Jodi Enns is in the final year of her BA in Biblical Studies. Jodi first shared these words at Columbia’s Scholarship Celebration Evening, where she was the student speaker.
My time at Columbia has been an incredibly formative, challenging and fulfilling experience. In these years, God has challenged me in the classroom and outside of the classroom. The reoccurring themes that God has challenged me with have been to love people fully, what it means to sacrifice, and acknowledging Jesus as the Saviour of my life, in every aspect.
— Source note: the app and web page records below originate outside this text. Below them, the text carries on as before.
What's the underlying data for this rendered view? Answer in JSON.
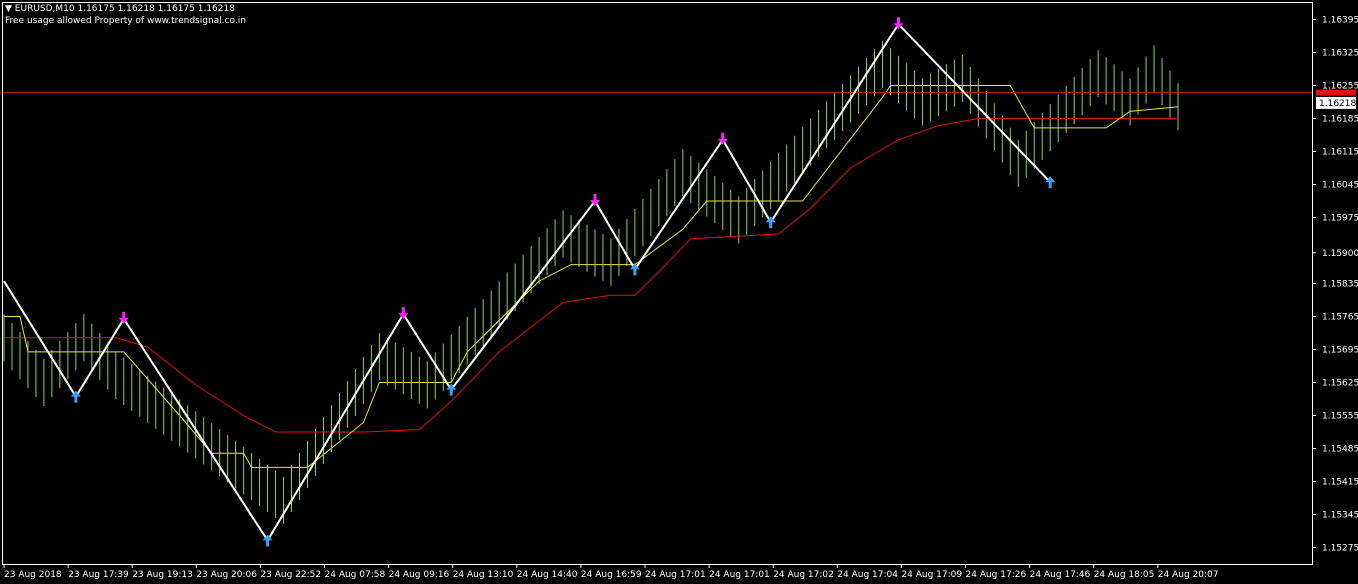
{
  "header": {
    "symbol_line": "EURUSD,M10  1.16175 1.16218 1.16175 1.16218",
    "notice": "Free usage allowed Property of www.trendsignal.co.in"
  },
  "colors": {
    "background": "#000000",
    "frame": "#ffffff",
    "grid": "#1e2a1e",
    "bands": "#8fd05a",
    "zigzag": "#ffffff",
    "fast_line": "#e8e830",
    "slow_line": "#e01010",
    "resistance": "#e01010",
    "sell_arrow": "#ff20ff",
    "buy_arrow": "#3aa0ff",
    "price_tag": "#ffffff"
  },
  "chart_data": {
    "type": "line",
    "symbol": "EURUSD",
    "timeframe": "M10",
    "ohlc_last": {
      "open": 1.16175,
      "high": 1.16218,
      "low": 1.16175,
      "close": 1.16218
    },
    "current_price": "1.16218",
    "resistance_price": "1.16240",
    "y_ticks": [
      "1.16395",
      "1.16325",
      "1.16255",
      "1.16185",
      "1.16115",
      "1.16045",
      "1.15975",
      "1.15900",
      "1.15835",
      "1.15765",
      "1.15695",
      "1.15625",
      "1.15555",
      "1.15485",
      "1.15415",
      "1.15345",
      "1.15275"
    ],
    "ylim": [
      1.1524,
      1.1643
    ],
    "x_ticks": [
      "23 Aug 2018",
      "23 Aug 17:39",
      "23 Aug 19:13",
      "23 Aug 20:06",
      "23 Aug 22:52",
      "24 Aug 07:58",
      "24 Aug 09:16",
      "24 Aug 13:10",
      "24 Aug 14:40",
      "24 Aug 16:59",
      "24 Aug 17:01",
      "24 Aug 17:01",
      "24 Aug 17:02",
      "24 Aug 17:04",
      "24 Aug 17:09",
      "24 Aug 17:26",
      "24 Aug 17:46",
      "24 Aug 18:05",
      "24 Aug 20:07"
    ],
    "bar_count": 148,
    "zigzag": [
      {
        "bar": 0,
        "price": 1.1584
      },
      {
        "bar": 9,
        "price": 1.15595
      },
      {
        "bar": 15,
        "price": 1.1576
      },
      {
        "bar": 33,
        "price": 1.1529
      },
      {
        "bar": 50,
        "price": 1.1577
      },
      {
        "bar": 56,
        "price": 1.1561
      },
      {
        "bar": 74,
        "price": 1.1601
      },
      {
        "bar": 79,
        "price": 1.15865
      },
      {
        "bar": 90,
        "price": 1.1614
      },
      {
        "bar": 96,
        "price": 1.15965
      },
      {
        "bar": 112,
        "price": 1.16385
      },
      {
        "bar": 131,
        "price": 1.1605
      }
    ],
    "signals": [
      {
        "type": "buy",
        "bar": 9,
        "price": 1.15595
      },
      {
        "type": "sell",
        "bar": 15,
        "price": 1.1576
      },
      {
        "type": "buy",
        "bar": 33,
        "price": 1.1529
      },
      {
        "type": "sell",
        "bar": 50,
        "price": 1.1577
      },
      {
        "type": "buy",
        "bar": 56,
        "price": 1.1561
      },
      {
        "type": "sell",
        "bar": 74,
        "price": 1.1601
      },
      {
        "type": "buy",
        "bar": 79,
        "price": 1.15865
      },
      {
        "type": "sell",
        "bar": 90,
        "price": 1.1614
      },
      {
        "type": "buy",
        "bar": 96,
        "price": 1.15965
      },
      {
        "type": "sell",
        "bar": 112,
        "price": 1.16385
      },
      {
        "type": "buy",
        "bar": 131,
        "price": 1.1605
      }
    ],
    "band_points": [
      {
        "bar": 0,
        "mid": 1.1572
      },
      {
        "bar": 5,
        "mid": 1.15625
      },
      {
        "bar": 10,
        "mid": 1.1572
      },
      {
        "bar": 14,
        "mid": 1.1564
      },
      {
        "bar": 35,
        "mid": 1.15375
      },
      {
        "bar": 47,
        "mid": 1.1568
      },
      {
        "bar": 53,
        "mid": 1.1562
      },
      {
        "bar": 70,
        "mid": 1.1594
      },
      {
        "bar": 76,
        "mid": 1.1588
      },
      {
        "bar": 85,
        "mid": 1.1607
      },
      {
        "bar": 92,
        "mid": 1.1597
      },
      {
        "bar": 110,
        "mid": 1.163
      },
      {
        "bar": 115,
        "mid": 1.1622
      },
      {
        "bar": 120,
        "mid": 1.1627
      },
      {
        "bar": 127,
        "mid": 1.1609
      },
      {
        "bar": 137,
        "mid": 1.1628
      },
      {
        "bar": 141,
        "mid": 1.1622
      },
      {
        "bar": 144,
        "mid": 1.1629
      },
      {
        "bar": 147,
        "mid": 1.1621
      }
    ],
    "band_half_width": 0.0005,
    "fast_line": [
      {
        "bar": 0,
        "price": 1.15765
      },
      {
        "bar": 2,
        "price": 1.15765
      },
      {
        "bar": 3,
        "price": 1.1569
      },
      {
        "bar": 15,
        "price": 1.1569
      },
      {
        "bar": 22,
        "price": 1.15555
      },
      {
        "bar": 26,
        "price": 1.15475
      },
      {
        "bar": 30,
        "price": 1.15475
      },
      {
        "bar": 31,
        "price": 1.15445
      },
      {
        "bar": 38,
        "price": 1.15445
      },
      {
        "bar": 45,
        "price": 1.1554
      },
      {
        "bar": 47,
        "price": 1.15625
      },
      {
        "bar": 56,
        "price": 1.15625
      },
      {
        "bar": 58,
        "price": 1.1569
      },
      {
        "bar": 67,
        "price": 1.1584
      },
      {
        "bar": 71,
        "price": 1.15875
      },
      {
        "bar": 79,
        "price": 1.15875
      },
      {
        "bar": 85,
        "price": 1.1595
      },
      {
        "bar": 88,
        "price": 1.1601
      },
      {
        "bar": 100,
        "price": 1.1601
      },
      {
        "bar": 110,
        "price": 1.1623
      },
      {
        "bar": 111,
        "price": 1.16255
      },
      {
        "bar": 126,
        "price": 1.16255
      },
      {
        "bar": 129,
        "price": 1.16165
      },
      {
        "bar": 138,
        "price": 1.16165
      },
      {
        "bar": 141,
        "price": 1.162
      },
      {
        "bar": 147,
        "price": 1.1621
      }
    ],
    "slow_line": [
      {
        "bar": 0,
        "price": 1.1572
      },
      {
        "bar": 14,
        "price": 1.1572
      },
      {
        "bar": 18,
        "price": 1.157
      },
      {
        "bar": 24,
        "price": 1.1562
      },
      {
        "bar": 30,
        "price": 1.15555
      },
      {
        "bar": 34,
        "price": 1.1552
      },
      {
        "bar": 45,
        "price": 1.1552
      },
      {
        "bar": 52,
        "price": 1.15525
      },
      {
        "bar": 56,
        "price": 1.15585
      },
      {
        "bar": 62,
        "price": 1.1569
      },
      {
        "bar": 70,
        "price": 1.15795
      },
      {
        "bar": 76,
        "price": 1.1581
      },
      {
        "bar": 79,
        "price": 1.1581
      },
      {
        "bar": 82,
        "price": 1.1586
      },
      {
        "bar": 86,
        "price": 1.1593
      },
      {
        "bar": 97,
        "price": 1.1594
      },
      {
        "bar": 101,
        "price": 1.15995
      },
      {
        "bar": 106,
        "price": 1.1608
      },
      {
        "bar": 112,
        "price": 1.1614
      },
      {
        "bar": 117,
        "price": 1.1617
      },
      {
        "bar": 122,
        "price": 1.16185
      },
      {
        "bar": 147,
        "price": 1.16185
      }
    ]
  }
}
One of my personal passions and hobbies is watercolour painting, in particular, abstract art and forms. I have found so much freedom being able to lay down paint, watch it flow and move, and allowing it to take form. Through this medium of art, I see a lot of parallels to my spiritual journal and years at Columbia. The best part about watercolour painting is that it is imperfect, and there can be intense beauty in the ‘mistakes’. It requires the artist to loosely lay down water, then add in different colours that blend, and flow within the water laid down. Once the piece dries it can look very different from how it started, and often I go back in and add ink, or marker and refine the shapes to create more meaning.
I have seen these patterns in my spiritual journey. In my first couple years at CBC my spiritual landscape looked like an array of colours and water. Quickly laid down and jumbled together in an attempt to find meaning and direction. There were so many theological truths to wrestle with, identity issues to sort through, and challenges to overcome. These years awarded me incredible joy, close friendships and meaning, but like any abstract painting, they revealed depths in colour I wish I did not need to face. Trials that I wish I could have avoided. I see these years as an array of colours, forms, and from an outside observer, it really looks like a mess, but a beautiful mess.
As my third and fourth year approached, my painting started to dry. Suddenly, forms were beginning to take shape. Foundations to my faith were beginning to settle and evolve. I saw passion and excitement for the Bible and for living a life after Jesus that surpassed any year prior to these years. Like I said before, sometimes when I paint I will return to a dried painting and add ink, marker, or lines to define the shapes and make the images ‘pop’. In these last few years I have seen myself able to surrender, and allow God to be the artist and refine my painting. The Holy Spirit has made themes pop out at me, God has made shapes and images clear and has given me unmistakable vision to what His plans are for me.
As I enter my last year at Columbia, I love reflecting on the painting God has revealed of my spiritual journey. I hope that this year God continues to take control and that he will reveal his masterpiece, and then I will begin a new painting after graduation.
I am so grateful for the memories, the lessons, and the teaching that I have received as a result of this faithful institution. A significant part of my education has been the financial support of generous, faithful believers. Without the encouragement and generosity of all of you, I know that for myself and many others, this education would not be possible. I am beyond grateful for people faithfully donating their time and resources to the spiritual development of young leaders. These awards display that you are passionate about what God is accomplishing through Columbia, and that you are invested in the growth and establishment of a biblical foundation. There are so many students that would not be here if it were not for you, and the faithfully obedient act of worship in your giving. My hope and prayer is that you will be blessed as a result of your generous giving, in the same way that your giving is an incredible blessing to us students. Thank you.